This December will also bear witness to a particularly meaningful award ceremony: the winners of the ninth annual Franco-German Antonio Nariño Prize, presented to Colombian human rights defenders. It will be announced on December 10 at the Residencia de Francia. The award highlights the work done in Colombia to protect human rights in an often hostile environment, as was the case with last year’s winner, the Comisión Colombiana de Juristas, which was selected due to its vital work in land restitution. The legal group managed to help hundreds of Colombians whose land had been violently taken away from them, winning 90% of the cases brought to court. As Jean-Marie Druette, in charge of the French Embassy’s involvement in the prize says, “We believe France and Germany, two countries which fought three devastating wars in less than a century, can serve as an example of reconciliation between former foes on the basis of respect of human rights.”

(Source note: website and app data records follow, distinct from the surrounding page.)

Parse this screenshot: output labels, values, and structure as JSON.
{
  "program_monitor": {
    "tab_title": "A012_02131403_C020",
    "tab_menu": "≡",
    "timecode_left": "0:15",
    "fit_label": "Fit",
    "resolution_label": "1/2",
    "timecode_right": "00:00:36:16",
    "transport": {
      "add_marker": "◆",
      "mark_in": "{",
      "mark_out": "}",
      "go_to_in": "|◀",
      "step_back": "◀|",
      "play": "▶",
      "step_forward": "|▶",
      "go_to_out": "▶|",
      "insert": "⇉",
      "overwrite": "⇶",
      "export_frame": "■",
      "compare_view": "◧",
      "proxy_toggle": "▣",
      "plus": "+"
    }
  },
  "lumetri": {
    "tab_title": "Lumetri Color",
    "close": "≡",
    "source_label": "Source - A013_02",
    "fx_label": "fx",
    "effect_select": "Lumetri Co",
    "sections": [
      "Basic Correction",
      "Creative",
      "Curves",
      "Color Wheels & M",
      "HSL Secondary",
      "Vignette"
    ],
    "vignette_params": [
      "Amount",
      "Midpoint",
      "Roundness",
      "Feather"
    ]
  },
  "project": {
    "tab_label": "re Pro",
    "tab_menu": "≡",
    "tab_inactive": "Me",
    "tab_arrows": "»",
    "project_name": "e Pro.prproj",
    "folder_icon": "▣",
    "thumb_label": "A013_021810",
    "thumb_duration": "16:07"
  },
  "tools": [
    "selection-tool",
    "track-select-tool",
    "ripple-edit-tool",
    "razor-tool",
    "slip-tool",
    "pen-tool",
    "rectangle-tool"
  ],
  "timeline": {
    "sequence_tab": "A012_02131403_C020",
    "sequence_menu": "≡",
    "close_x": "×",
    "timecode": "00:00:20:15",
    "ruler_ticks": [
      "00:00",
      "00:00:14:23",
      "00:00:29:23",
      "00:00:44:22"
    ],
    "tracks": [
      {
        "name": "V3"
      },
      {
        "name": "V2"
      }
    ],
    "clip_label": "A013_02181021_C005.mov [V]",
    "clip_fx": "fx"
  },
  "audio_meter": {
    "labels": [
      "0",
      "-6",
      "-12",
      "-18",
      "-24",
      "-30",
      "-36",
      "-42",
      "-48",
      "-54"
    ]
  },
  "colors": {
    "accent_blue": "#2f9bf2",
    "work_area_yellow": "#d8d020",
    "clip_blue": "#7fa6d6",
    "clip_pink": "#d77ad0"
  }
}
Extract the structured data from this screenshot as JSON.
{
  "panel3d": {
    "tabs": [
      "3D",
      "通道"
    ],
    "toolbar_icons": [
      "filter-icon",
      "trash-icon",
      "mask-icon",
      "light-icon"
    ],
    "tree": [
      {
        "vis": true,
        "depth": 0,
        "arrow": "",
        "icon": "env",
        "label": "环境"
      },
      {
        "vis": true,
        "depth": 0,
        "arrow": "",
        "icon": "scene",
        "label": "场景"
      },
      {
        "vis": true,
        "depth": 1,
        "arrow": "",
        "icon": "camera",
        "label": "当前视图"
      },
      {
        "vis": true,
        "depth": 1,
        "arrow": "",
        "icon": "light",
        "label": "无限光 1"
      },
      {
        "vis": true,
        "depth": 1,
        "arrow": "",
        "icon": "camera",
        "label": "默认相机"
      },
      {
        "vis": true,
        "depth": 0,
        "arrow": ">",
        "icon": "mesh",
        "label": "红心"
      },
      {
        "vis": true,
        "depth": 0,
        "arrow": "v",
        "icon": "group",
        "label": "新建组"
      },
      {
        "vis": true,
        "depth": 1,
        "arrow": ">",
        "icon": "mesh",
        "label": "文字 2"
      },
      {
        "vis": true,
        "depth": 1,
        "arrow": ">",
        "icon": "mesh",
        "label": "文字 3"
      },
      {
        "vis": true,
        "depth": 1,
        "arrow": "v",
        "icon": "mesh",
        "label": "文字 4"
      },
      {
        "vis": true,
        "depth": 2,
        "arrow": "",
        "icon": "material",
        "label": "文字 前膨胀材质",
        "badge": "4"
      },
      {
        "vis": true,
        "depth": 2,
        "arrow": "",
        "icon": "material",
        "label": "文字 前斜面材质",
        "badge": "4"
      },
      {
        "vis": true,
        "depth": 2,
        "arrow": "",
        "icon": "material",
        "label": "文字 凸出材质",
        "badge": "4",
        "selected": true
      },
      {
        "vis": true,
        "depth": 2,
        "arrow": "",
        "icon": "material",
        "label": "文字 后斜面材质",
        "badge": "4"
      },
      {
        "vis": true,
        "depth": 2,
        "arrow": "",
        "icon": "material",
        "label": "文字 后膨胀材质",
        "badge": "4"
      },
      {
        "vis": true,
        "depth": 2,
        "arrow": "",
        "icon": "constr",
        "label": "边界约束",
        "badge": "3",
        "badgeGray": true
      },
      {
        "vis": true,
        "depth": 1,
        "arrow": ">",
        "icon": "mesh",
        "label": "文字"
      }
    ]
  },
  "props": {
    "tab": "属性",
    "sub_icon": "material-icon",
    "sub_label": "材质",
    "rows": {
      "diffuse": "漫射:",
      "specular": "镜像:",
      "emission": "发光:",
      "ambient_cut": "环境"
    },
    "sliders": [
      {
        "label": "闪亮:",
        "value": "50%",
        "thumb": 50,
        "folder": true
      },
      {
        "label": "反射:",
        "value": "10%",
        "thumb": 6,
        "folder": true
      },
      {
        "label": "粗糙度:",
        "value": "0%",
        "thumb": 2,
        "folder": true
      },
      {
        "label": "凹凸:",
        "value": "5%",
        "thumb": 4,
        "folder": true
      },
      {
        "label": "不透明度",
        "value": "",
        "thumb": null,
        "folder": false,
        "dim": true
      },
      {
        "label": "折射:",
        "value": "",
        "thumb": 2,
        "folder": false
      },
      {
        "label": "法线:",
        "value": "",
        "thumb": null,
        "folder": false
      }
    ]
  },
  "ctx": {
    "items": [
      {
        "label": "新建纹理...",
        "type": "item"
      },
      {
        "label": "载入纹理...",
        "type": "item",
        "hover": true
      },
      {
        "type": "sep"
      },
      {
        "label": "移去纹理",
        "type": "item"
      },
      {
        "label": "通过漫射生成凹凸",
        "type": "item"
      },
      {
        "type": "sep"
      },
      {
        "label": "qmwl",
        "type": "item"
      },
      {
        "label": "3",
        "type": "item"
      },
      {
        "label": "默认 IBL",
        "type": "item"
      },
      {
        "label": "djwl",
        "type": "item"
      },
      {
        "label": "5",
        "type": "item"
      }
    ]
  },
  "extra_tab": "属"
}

And, as we move towards the end of 2018, it’s hard to think of a nobler sentiment. Looking forward to the festive season, to future interactions between Colombia and France, and to life here in Colombia itself, vive le respect!